Exercise objective: To complete the exercise, repeat every record exactly as it stands.

Records provided:

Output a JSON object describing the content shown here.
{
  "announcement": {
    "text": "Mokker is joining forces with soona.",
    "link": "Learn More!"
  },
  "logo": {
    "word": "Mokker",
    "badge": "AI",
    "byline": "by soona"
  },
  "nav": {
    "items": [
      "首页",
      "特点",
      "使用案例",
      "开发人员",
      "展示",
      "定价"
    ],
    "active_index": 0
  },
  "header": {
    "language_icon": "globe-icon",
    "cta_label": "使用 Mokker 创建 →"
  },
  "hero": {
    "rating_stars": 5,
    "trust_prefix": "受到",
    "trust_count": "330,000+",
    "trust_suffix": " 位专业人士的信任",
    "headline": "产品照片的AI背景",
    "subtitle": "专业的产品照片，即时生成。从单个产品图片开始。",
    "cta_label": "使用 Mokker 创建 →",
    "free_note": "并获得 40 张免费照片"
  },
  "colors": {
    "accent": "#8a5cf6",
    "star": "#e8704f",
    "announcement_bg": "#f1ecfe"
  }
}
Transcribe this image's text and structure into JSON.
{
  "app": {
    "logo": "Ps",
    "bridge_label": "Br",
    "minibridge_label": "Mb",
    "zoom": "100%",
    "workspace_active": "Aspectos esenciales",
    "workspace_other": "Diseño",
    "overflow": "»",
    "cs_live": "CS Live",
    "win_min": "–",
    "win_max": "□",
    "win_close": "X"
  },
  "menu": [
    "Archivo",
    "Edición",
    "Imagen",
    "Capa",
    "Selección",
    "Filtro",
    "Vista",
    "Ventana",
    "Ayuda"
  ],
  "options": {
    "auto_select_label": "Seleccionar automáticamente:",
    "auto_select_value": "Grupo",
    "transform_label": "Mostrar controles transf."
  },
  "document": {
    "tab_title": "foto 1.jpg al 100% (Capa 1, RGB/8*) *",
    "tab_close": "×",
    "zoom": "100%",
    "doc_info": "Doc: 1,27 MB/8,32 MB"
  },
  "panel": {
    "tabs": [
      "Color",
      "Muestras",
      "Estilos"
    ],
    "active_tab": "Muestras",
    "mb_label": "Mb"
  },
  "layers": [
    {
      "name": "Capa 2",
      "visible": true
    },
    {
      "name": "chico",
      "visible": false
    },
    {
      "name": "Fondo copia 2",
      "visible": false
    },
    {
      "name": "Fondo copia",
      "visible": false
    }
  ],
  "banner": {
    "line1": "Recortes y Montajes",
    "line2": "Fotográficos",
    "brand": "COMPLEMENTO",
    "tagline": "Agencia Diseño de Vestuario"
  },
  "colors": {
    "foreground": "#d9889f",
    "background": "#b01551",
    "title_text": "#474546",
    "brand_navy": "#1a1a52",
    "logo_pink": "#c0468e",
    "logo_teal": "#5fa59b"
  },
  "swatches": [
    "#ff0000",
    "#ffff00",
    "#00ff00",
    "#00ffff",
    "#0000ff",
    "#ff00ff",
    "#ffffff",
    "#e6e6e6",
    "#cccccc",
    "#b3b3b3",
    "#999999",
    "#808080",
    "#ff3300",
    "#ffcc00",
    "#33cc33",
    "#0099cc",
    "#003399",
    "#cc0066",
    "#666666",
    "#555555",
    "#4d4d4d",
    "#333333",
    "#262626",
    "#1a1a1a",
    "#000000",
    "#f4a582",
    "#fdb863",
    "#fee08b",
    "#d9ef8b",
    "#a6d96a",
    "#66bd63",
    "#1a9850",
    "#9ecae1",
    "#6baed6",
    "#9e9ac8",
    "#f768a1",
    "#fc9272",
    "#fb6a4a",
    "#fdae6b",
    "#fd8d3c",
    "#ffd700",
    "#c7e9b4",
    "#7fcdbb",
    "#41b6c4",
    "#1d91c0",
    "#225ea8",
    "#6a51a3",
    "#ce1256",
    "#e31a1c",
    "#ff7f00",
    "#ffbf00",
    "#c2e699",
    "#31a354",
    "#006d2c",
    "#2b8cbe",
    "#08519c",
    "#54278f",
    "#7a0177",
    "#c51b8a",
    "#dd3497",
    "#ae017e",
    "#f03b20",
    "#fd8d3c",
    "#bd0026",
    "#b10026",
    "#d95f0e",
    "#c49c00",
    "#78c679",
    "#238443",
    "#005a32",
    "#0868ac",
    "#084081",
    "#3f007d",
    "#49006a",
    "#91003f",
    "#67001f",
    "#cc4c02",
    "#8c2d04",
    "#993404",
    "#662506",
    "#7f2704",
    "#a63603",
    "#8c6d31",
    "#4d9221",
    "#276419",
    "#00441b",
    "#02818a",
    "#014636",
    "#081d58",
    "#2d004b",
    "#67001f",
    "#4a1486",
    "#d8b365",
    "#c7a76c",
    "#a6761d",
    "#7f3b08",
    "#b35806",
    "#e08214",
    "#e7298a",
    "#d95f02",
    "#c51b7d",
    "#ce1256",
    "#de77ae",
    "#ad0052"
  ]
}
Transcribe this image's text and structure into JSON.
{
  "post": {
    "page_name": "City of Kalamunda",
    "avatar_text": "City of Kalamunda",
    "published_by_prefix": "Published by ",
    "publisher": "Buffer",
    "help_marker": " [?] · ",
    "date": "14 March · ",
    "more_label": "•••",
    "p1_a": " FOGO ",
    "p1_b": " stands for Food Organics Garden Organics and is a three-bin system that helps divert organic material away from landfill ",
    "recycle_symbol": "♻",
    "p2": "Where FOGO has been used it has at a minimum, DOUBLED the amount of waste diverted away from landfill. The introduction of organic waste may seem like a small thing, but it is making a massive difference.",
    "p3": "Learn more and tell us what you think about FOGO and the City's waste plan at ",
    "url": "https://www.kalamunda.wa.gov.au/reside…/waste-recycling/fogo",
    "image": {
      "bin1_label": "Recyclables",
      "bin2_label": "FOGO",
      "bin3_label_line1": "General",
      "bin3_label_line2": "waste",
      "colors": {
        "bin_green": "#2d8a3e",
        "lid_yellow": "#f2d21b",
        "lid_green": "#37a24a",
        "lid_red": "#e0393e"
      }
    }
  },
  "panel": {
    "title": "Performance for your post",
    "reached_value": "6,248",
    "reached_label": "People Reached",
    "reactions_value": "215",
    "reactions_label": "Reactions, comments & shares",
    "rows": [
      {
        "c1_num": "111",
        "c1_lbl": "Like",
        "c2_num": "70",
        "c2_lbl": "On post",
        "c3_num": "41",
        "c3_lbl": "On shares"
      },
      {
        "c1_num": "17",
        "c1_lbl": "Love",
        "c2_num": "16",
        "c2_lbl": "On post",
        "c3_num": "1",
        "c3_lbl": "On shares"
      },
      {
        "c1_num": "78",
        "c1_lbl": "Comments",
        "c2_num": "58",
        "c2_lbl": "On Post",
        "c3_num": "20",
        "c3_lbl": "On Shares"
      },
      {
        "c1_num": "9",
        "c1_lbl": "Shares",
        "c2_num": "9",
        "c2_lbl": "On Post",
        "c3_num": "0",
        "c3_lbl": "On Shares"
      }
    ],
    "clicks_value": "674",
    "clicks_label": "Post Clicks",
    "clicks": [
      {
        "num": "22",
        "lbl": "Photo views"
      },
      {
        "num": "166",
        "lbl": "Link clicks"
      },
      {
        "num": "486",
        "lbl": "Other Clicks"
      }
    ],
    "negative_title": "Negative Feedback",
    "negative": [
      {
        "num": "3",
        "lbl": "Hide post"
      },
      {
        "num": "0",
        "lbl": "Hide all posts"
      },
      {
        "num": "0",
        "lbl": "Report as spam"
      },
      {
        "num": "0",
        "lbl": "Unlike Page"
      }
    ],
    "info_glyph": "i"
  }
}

Result below:
Output a JSON object describing the content shown here.
{
  "announcement": {
    "text": "Mokker is joining forces with soona.",
    "link": "Learn More!"
  },
  "logo": {
    "word": "Mokker",
    "badge": "AI",
    "byline": "by soona"
  },
  "nav": {
    "items": [
      "首页",
      "特点",
      "使用案例",
      "开发人员",
      "展示",
      "定价"
    ],
    "active_index": 0
  },
  "header": {
    "language_icon": "globe-icon",
    "cta_label": "使用 Mokker 创建 →"
  },
  "hero": {
    "rating_stars": 5,
    "trust_prefix": "受到",
    "trust_count": "330,000+",
    "trust_suffix": " 位专业人士的信任",
    "headline": "产品照片的AI背景",
    "subtitle": "专业的产品照片，即时生成。从单个产品图片开始。",
    "cta_label": "使用 Mokker 创建 →",
    "free_note": "并获得 40 张免费照片"
  },
  "colors": {
    "accent": "#8a5cf6",
    "star": "#e8704f",
    "announcement_bg": "#f1ecfe"
  }
}
Transcribe this image's text and structure into JSON.
{
  "app": {
    "logo": "Ps",
    "bridge_label": "Br",
    "minibridge_label": "Mb",
    "zoom": "100%",
    "workspace_active": "Aspectos esenciales",
    "workspace_other": "Diseño",
    "overflow": "»",
    "cs_live": "CS Live",
    "win_min": "–",
    "win_max": "□",
    "win_close": "X"
  },
  "menu": [
    "Archivo",
    "Edición",
    "Imagen",
    "Capa",
    "Selección",
    "Filtro",
    "Vista",
    "Ventana",
    "Ayuda"
  ],
  "options": {
    "auto_select_label": "Seleccionar automáticamente:",
    "auto_select_value": "Grupo",
    "transform_label": "Mostrar controles transf."
  },
  "document": {
    "tab_title": "foto 1.jpg al 100% (Capa 1, RGB/8*) *",
    "tab_close": "×",
    "zoom": "100%",
    "doc_info": "Doc: 1,27 MB/8,32 MB"
  },
  "panel": {
    "tabs": [
      "Color",
      "Muestras",
      "Estilos"
    ],
    "active_tab": "Muestras",
    "mb_label": "Mb"
  },
  "layers": [
    {
      "name": "Capa 2",
      "visible": true
    },
    {
      "name": "chico",
      "visible": false
    },
    {
      "name": "Fondo copia 2",
      "visible": false
    },
    {
      "name": "Fondo copia",
      "visible": false
    }
  ],
  "banner": {
    "line1": "Recortes y Montajes",
    "line2": "Fotográficos",
    "brand": "COMPLEMENTO",
    "tagline": "Agencia Diseño de Vestuario"
  },
  "colors": {
    "foreground": "#d9889f",
    "background": "#b01551",
    "title_text": "#474546",
    "brand_navy": "#1a1a52",
    "logo_pink": "#c0468e",
    "logo_teal": "#5fa59b"
  },
  "swatches": [
    "#ff0000",
    "#ffff00",
    "#00ff00",
    "#00ffff",
    "#0000ff",
    "#ff00ff",
    "#ffffff",
    "#e6e6e6",
    "#cccccc",
    "#b3b3b3",
    "#999999",
    "#808080",
    "#ff3300",
    "#ffcc00",
    "#33cc33",
    "#0099cc",
    "#003399",
    "#cc0066",
    "#666666",
    "#555555",
    "#4d4d4d",
    "#333333",
    "#262626",
    "#1a1a1a",
    "#000000",
    "#f4a582",
    "#fdb863",
    "#fee08b",
    "#d9ef8b",
    "#a6d96a",
    "#66bd63",
    "#1a9850",
    "#9ecae1",
    "#6baed6",
    "#9e9ac8",
    "#f768a1",
    "#fc9272",
    "#fb6a4a",
    "#fdae6b",
    "#fd8d3c",
    "#ffd700",
    "#c7e9b4",
    "#7fcdbb",
    "#41b6c4",
    "#1d91c0",
    "#225ea8",
    "#6a51a3",
    "#ce1256",
    "#e31a1c",
    "#ff7f00",
    "#ffbf00",
    "#c2e699",
    "#31a354",
    "#006d2c",
    "#2b8cbe",
    "#08519c",
    "#54278f",
    "#7a0177",
    "#c51b8a",
    "#dd3497",
    "#ae017e",
    "#f03b20",
    "#fd8d3c",
    "#bd0026",
    "#b10026",
    "#d95f0e",
    "#c49c00",
    "#78c679",
    "#238443",
    "#005a32",
    "#0868ac",
    "#084081",
    "#3f007d",
    "#49006a",
    "#91003f",
    "#67001f",
    "#cc4c02",
    "#8c2d04",
    "#993404",
    "#662506",
    "#7f2704",
    "#a63603",
    "#8c6d31",
    "#4d9221",
    "#276419",
    "#00441b",
    "#02818a",
    "#014636",
    "#081d58",
    "#2d004b",
    "#67001f",
    "#4a1486",
    "#d8b365",
    "#c7a76c",
    "#a6761d",
    "#7f3b08",
    "#b35806",
    "#e08214",
    "#e7298a",
    "#d95f02",
    "#c51b7d",
    "#ce1256",
    "#de77ae",
    "#ad0052"
  ]
}
Transcribe this image's text and structure into JSON.
{
  "post": {
    "page_name": "City of Kalamunda",
    "avatar_text": "City of Kalamunda",
    "published_by_prefix": "Published by ",
    "publisher": "Buffer",
    "help_marker": " [?] · ",
    "date": "14 March · ",
    "more_label": "•••",
    "p1_a": " FOGO ",
    "p1_b": " stands for Food Organics Garden Organics and is a three-bin system that helps divert organic material away from landfill ",
    "recycle_symbol": "♻",
    "p2": "Where FOGO has been used it has at a minimum, DOUBLED the amount of waste diverted away from landfill. The introduction of organic waste may seem like a small thing, but it is making a massive difference.",
    "p3": "Learn more and tell us what you think about FOGO and the City's waste plan at ",
    "url": "https://www.kalamunda.wa.gov.au/reside…/waste-recycling/fogo",
    "image": {
      "bin1_label": "Recyclables",
      "bin2_label": "FOGO",
      "bin3_label_line1": "General",
      "bin3_label_line2": "waste",
      "colors": {
        "bin_green": "#2d8a3e",
        "lid_yellow": "#f2d21b",
        "lid_green": "#37a24a",
        "lid_red": "#e0393e"
      }
    }
  },
  "panel": {
    "title": "Performance for your post",
    "reached_value": "6,248",
    "reached_label": "People Reached",
    "reactions_value": "215",
    "reactions_label": "Reactions, comments & shares",
    "rows": [
      {
        "c1_num": "111",
        "c1_lbl": "Like",
        "c2_num": "70",
        "c2_lbl": "On post",
        "c3_num": "41",
        "c3_lbl": "On shares"
      },
      {
        "c1_num": "17",
        "c1_lbl": "Love",
        "c2_num": "16",
        "c2_lbl": "On post",
        "c3_num": "1",
        "c3_lbl": "On shares"
      },
      {
        "c1_num": "78",
        "c1_lbl": "Comments",
        "c2_num": "58",
        "c2_lbl": "On Post",
        "c3_num": "20",
        "c3_lbl": "On Shares"
      },
      {
        "c1_num": "9",
        "c1_lbl": "Shares",
        "c2_num": "9",
        "c2_lbl": "On Post",
        "c3_num": "0",
        "c3_lbl": "On Shares"
      }
    ],
    "clicks_value": "674",
    "clicks_label": "Post Clicks",
    "clicks": [
      {
        "num": "22",
        "lbl": "Photo views"
      },
      {
        "num": "166",
        "lbl": "Link clicks"
      },
      {
        "num": "486",
        "lbl": "Other Clicks"
      }
    ],
    "negative_title": "Negative Feedback",
    "negative": [
      {
        "num": "3",
        "lbl": "Hide post"
      },
      {
        "num": "0",
        "lbl": "Hide all posts"
      },
      {
        "num": "0",
        "lbl": "Report as spam"
      },
      {
        "num": "0",
        "lbl": "Unlike Page"
      }
    ],
    "info_glyph": "i"
  }
}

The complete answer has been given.